:: Work to complete ::
Here is the listing. Print it exactly.
#####
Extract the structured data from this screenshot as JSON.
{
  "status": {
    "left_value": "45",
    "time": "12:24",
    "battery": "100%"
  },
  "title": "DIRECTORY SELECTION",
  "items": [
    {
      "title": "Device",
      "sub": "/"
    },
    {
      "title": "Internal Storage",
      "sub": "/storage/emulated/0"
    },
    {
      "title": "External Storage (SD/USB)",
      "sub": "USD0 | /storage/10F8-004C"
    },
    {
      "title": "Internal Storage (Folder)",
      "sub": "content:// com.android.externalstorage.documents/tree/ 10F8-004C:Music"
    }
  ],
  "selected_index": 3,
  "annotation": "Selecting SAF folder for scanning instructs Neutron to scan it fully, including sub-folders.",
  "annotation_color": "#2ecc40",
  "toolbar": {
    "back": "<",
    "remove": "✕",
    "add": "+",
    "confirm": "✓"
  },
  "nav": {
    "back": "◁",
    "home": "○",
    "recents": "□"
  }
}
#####
:: Answer space ::
Extract the structured data from this screenshot as JSON.
{
  "status": {
    "left_value": "45",
    "time": "12:24",
    "battery": "100%"
  },
  "title": "DIRECTORY SELECTION",
  "items": [
    {
      "title": "Device",
      "sub": "/"
    },
    {
      "title": "Internal Storage",
      "sub": "/storage/emulated/0"
    },
    {
      "title": "External Storage (SD/USB)",
      "sub": "USD0 | /storage/10F8-004C"
    },
    {
      "title": "Internal Storage (Folder)",
      "sub": "content:// com.android.externalstorage.documents/tree/ 10F8-004C:Music"
    }
  ],
  "selected_index": 3,
  "annotation": "Selecting SAF folder for scanning instructs Neutron to scan it fully, including sub-folders.",
  "annotation_color": "#2ecc40",
  "toolbar": {
    "back": "<",
    "remove": "✕",
    "add": "+",
    "confirm": "✓"
  },
  "nav": {
    "back": "◁",
    "home": "○",
    "recents": "□"
  }
}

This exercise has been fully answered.